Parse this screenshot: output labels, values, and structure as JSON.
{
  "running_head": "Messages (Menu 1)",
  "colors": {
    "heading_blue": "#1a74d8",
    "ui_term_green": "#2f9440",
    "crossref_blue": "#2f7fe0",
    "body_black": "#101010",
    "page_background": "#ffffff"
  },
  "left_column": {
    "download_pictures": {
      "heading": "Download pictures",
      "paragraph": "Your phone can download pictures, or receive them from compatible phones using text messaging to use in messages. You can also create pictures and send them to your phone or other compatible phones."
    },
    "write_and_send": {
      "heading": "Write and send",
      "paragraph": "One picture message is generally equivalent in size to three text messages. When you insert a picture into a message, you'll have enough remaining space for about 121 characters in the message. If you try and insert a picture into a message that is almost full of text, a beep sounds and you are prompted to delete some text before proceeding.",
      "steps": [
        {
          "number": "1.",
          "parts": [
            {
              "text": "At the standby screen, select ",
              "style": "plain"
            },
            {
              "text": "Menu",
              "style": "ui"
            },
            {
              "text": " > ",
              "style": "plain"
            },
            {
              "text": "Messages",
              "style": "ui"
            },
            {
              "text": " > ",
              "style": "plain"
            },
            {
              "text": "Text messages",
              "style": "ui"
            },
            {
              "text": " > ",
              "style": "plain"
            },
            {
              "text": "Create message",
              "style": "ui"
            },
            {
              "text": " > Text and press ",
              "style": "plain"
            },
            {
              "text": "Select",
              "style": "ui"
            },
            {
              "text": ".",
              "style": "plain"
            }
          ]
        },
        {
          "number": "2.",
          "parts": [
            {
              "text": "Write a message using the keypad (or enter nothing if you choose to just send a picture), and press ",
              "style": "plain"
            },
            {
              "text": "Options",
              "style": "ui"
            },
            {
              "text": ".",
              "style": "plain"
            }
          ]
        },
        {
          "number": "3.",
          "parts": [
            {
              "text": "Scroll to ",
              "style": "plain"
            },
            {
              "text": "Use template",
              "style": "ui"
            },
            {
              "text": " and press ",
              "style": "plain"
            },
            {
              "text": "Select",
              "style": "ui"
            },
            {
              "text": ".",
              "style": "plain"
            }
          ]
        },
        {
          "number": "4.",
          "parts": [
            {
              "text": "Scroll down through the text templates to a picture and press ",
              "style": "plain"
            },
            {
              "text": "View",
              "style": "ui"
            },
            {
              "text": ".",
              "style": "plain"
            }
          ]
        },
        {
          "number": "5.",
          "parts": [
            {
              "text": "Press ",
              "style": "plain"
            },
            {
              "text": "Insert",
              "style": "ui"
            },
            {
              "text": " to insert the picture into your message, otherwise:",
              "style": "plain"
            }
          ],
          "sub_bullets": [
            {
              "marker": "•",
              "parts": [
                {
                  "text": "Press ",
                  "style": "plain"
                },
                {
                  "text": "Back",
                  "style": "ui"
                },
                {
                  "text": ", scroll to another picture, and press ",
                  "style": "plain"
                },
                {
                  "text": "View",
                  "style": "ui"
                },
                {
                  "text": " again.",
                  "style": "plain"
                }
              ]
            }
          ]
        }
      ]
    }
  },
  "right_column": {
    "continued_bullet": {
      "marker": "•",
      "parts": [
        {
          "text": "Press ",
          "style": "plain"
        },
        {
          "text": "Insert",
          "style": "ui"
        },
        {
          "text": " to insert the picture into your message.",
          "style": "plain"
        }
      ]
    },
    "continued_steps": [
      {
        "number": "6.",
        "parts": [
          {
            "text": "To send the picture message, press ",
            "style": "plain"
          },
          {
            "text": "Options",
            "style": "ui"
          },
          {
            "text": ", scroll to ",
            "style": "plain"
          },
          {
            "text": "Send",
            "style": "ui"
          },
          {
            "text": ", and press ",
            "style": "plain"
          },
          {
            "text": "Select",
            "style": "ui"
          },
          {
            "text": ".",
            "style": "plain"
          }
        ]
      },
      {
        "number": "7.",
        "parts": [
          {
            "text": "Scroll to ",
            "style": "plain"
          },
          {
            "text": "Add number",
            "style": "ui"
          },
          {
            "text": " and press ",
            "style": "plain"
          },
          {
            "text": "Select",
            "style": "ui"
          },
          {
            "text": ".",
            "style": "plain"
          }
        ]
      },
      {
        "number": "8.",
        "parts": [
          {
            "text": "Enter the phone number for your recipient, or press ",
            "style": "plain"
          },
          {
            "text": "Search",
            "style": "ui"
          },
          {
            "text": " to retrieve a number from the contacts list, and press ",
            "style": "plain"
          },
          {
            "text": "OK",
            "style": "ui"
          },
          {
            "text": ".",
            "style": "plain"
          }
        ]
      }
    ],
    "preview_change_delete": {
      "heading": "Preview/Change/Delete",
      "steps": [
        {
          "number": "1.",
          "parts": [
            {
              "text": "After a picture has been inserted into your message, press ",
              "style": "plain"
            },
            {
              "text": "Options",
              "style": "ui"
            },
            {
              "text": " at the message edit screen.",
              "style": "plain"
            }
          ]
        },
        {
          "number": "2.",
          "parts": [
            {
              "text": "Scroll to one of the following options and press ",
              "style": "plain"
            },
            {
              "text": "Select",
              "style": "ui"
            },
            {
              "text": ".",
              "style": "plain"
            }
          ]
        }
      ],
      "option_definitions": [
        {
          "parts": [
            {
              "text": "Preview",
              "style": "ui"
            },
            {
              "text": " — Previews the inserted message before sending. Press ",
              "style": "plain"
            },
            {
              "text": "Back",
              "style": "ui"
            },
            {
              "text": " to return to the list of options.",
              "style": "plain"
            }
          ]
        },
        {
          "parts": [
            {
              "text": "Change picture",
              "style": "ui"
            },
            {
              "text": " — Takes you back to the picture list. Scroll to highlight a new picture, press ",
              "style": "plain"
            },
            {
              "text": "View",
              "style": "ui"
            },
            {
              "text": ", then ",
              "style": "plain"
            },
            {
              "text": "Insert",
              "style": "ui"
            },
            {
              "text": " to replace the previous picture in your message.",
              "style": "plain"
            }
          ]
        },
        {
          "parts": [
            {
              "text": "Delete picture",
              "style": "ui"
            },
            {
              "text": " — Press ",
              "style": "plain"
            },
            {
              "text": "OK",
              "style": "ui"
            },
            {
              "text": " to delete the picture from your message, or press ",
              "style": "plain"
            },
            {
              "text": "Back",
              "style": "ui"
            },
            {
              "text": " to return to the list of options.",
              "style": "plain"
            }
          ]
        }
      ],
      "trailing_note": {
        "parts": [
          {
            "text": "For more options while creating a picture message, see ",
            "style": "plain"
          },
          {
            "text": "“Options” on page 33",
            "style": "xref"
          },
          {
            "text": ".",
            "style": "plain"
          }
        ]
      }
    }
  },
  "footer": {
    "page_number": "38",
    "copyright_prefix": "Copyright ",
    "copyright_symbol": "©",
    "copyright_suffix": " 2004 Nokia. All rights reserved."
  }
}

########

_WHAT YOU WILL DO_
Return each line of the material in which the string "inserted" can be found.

_TASK ANSWER_
              "text": "After a picture has been inserted into your message, press ",
              "text": " — Previews the inserted message before sending. Press ",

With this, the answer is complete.